In a previous post, the Raspberry Pi has been setup to play MP3 files from a Python script, and play the sound through the headphone output. Nothing out of the ordinary so far, and any MP3 player can do the same. However, we need a way to control the book reader in a way that doesn’t hinder people with poor or no eyesight, and this is where all other MP3 players fall short because they use touch screens with tiny characters, or tiny buttons that require good eyesight. The solution I chose is to have the player read RFID cards to select the books that are stored on it.

Connecting the RFID reader
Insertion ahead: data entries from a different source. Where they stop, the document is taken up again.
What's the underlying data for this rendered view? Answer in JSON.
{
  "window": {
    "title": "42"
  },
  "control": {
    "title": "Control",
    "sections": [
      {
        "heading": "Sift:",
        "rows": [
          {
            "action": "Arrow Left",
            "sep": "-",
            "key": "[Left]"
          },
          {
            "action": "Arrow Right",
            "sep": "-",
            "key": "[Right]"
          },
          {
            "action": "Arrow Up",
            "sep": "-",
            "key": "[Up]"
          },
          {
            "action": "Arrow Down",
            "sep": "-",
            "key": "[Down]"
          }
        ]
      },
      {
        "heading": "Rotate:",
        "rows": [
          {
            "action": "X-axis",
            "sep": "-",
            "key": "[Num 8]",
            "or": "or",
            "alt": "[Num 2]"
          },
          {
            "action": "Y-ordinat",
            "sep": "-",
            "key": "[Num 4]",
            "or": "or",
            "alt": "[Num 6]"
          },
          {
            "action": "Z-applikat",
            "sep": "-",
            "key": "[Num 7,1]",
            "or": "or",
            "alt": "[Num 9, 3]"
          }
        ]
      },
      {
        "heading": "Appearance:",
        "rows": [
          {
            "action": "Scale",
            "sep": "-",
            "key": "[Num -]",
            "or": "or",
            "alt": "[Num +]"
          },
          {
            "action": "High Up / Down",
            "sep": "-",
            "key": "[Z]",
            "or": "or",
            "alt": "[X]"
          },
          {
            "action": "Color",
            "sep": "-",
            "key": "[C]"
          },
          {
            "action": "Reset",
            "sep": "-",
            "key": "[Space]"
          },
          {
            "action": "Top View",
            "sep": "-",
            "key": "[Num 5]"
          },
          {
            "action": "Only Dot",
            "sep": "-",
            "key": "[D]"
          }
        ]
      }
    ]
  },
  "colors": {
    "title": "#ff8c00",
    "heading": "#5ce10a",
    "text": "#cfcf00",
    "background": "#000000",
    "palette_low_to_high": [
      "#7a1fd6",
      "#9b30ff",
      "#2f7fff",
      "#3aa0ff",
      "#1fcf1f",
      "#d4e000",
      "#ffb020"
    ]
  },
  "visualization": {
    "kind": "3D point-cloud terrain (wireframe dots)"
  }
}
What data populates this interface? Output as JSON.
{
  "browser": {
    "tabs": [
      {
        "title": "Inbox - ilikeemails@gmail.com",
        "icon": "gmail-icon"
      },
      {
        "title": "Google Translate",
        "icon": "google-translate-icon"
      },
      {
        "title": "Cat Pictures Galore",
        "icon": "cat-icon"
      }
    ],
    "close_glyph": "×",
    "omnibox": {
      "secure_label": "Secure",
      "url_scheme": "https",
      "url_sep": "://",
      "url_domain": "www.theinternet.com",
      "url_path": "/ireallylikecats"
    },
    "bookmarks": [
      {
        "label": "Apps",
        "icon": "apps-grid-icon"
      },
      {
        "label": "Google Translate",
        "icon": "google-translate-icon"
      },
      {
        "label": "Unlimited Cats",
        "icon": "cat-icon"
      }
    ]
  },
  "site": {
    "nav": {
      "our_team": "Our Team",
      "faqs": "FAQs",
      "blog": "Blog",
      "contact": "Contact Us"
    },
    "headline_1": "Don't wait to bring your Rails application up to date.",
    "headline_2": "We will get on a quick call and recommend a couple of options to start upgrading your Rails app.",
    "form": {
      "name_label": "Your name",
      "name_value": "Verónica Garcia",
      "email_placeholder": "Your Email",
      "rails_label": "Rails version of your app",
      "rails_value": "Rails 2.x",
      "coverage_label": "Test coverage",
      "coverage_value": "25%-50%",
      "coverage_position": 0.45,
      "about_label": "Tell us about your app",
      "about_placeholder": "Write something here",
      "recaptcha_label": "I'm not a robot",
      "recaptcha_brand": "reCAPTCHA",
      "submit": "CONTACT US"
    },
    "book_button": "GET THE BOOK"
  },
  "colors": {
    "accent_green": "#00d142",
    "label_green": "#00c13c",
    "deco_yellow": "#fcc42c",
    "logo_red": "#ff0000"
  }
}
I ordered the cheapest RFID reader I could find, because they basically all do the same thing: read an RFID tag and transmit the ID of the card over a serial signal. Some readers offer NFC capabilities (allowing you to store a small amount of data on the card), but I didn’t need that. I got mine from robotshop.com (I am in Canada, and like to buy locally). It’s an Electronic Brick from Seeedstudio (this one which is now discontinued). I couldn’t find anything on how to connect it to a Raspberry Pi, but since it communicates over standard UART, I assumed it couldn’t be that hard if I just used the Python serial library.

Voltage

Even though an RFID device outputs a pretty standard serial signal, something you really need to keep in mind if you don’t want to damage your RPi, is that the voltage that the RFID reader outputs on the Tx (the transmitting pin) is 5 volts, and the Rx (the receiving pin) on the RasPi only expects 3.3 volts. Connecting this RFID reader directly to the Raspberry Pi would burn out the Rx pin in the best case. To bring the voltage down to 3.3 volts, I got a logic level converter. Hooking it up to the RasPi and the card reader is really simple, even though I did it wrong the first time, because I got confused by the labels on the converter. The 5 volt signal coming from the reader is connected to the RXI on the HV (high voltage) side of the converter, which makes a 3.3 volt signal available on the RXO pin on the LV (low voltage) side, which is then connected to the Rx pin of the RasPi. I found several descriptions of how to connect this converter, but the clearest I found was actually an image on hackaday.com (this one).

Reading from serial

After this was connected correctly, reading RFID cards on the serial port can be done in only a couple of lines of code:

# import the serial library providing all
# functionality to interact with serial ports
import serial

# "/dev/ttyAMA0" is the name of the serial port
# on the Raspberry Pi the RFID reader from Seeedstudio
# sends serial data at a baudrate of 9600 a timeout of
# 1 second wil wait for data on the serial port for
# one second before continueing
port = serial.Serial("/dev/ttyAMA0", baudrate=9600, timeout=1)

while True:
    # the RFID reader sends the data for one tag as a 14 character string
    rcv = self.port.read(14)
    print rcv

Even though this will successfully display the raw data from the RFID tag, it’s not actually the id of the card. The details are available in the wiki of the reader (here) but since this product has been retired by Seeedstudio since I got it, there won’t be much value in me explaining it. The only information on how to get the actual card id I found was this C library which was actually pretty trivial to express in Python code, which can be found in the code that runs on the audio book player here .

Reading the RFID cards was easy, but as soon as I saw how the reader worked, I realized there was a flaw in my plan. I really wanted the play and pause of the audio playback to be controlled by the RFID card only. Placing the card on top would start playing the corresponding book, and removing it would pause it. I assumed I could “ping” the RFID reader for the id of the card within its range, but instead of this, the reader sends the id of the card over serial as soon as it’s in range, and it does this only once. This meant I needed an additional button on the reader to be able to pause / resume playback. A small deception but four buttons is still very acceptable.

A short post, but it pretty much rounds up the implementation of the RFID reader in this project. The next post will be about interrupts, multithreading and thread safety.